Endogenous retroviruses (ERVs), like the more typical retroviruses such as HIV, rewrite the DNA of the cells they infect; the endogenous retroviruses do so not just to the somatic (body) cells, but to the germline (reproductive) cells, becoming part of the DNA we pass down to the next generation. These aren't rare -- more of our DNA comprises these old retroviruses than genes that actually code for proteins. New ERVs generally will quickly lose their potency as viruses, but can come to play critical roles in how our bodies operate.
Makes you wonder if there could be a literal Burroughsian "word virus" lurking in our neurological source code . . .
Chernobyl: Lost world
Scientists have had access to limited data when it comes to assessing the true facts within the 4,000 square kilometres of the "zone of alienation". Photographs of the abandoned city of Pripyat, near Chernobyl, reveal that trees and shrubs have started to sprout through the roads and buildings. Nature has begun to reclaim what was originally lost to urban development and agriculture.
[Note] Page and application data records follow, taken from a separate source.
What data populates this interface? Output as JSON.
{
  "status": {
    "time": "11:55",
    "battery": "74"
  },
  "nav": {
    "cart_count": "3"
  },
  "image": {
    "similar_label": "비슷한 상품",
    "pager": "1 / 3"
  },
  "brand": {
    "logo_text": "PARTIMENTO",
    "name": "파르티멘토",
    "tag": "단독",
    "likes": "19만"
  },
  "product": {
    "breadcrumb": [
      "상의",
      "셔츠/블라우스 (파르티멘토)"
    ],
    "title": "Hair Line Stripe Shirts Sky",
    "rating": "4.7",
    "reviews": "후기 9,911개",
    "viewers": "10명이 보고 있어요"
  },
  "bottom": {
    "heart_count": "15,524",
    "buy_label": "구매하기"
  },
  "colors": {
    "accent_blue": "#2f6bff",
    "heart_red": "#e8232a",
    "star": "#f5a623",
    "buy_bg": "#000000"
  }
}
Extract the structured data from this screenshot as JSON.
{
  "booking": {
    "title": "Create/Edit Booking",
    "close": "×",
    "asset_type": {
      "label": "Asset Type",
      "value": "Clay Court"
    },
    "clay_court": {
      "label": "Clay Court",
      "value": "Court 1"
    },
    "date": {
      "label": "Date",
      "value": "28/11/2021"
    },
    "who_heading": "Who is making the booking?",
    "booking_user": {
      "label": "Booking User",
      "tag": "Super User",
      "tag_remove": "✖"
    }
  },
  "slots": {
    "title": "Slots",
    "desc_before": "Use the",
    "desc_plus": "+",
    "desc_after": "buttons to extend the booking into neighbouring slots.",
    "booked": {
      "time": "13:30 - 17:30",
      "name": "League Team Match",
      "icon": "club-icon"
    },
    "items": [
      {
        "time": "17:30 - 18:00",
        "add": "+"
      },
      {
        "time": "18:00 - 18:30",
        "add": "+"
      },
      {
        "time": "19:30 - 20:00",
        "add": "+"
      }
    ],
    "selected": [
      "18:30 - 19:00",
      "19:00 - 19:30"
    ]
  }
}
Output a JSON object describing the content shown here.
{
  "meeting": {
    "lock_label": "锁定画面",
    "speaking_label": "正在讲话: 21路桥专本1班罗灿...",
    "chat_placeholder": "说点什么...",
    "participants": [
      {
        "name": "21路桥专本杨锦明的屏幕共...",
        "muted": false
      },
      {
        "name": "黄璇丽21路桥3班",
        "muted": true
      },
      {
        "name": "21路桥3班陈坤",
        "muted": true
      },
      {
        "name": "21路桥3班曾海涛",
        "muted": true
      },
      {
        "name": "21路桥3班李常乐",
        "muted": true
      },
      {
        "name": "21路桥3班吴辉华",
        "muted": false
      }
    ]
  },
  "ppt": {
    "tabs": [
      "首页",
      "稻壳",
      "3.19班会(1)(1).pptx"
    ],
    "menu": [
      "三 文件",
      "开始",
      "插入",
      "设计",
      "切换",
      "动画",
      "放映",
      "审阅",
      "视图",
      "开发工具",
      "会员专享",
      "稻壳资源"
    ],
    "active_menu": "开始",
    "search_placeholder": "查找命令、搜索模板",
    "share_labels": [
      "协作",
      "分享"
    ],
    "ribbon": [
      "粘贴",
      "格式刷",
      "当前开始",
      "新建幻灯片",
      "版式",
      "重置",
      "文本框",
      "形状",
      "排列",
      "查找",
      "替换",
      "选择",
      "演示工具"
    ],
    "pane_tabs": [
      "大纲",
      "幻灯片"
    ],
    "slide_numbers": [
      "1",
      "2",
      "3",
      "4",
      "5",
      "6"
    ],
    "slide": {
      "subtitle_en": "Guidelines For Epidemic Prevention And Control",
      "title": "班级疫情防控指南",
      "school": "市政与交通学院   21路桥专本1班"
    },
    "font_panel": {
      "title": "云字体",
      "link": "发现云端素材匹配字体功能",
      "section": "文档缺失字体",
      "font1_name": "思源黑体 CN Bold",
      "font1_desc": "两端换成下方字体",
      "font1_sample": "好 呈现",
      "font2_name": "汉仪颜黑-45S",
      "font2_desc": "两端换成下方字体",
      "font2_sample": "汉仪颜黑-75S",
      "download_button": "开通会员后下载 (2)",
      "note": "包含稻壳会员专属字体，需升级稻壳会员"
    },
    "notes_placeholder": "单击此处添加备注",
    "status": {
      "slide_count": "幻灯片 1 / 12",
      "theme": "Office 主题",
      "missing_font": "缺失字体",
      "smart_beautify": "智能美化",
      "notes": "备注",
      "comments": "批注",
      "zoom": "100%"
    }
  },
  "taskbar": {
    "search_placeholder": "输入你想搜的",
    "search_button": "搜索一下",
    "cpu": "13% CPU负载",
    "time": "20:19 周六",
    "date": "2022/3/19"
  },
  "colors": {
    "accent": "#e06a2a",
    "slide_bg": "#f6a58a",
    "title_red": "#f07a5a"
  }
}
"Zone of alienation" has such a dire existential ring to it, don't you think?
(Both items cribbed from Beyond the Beyond.)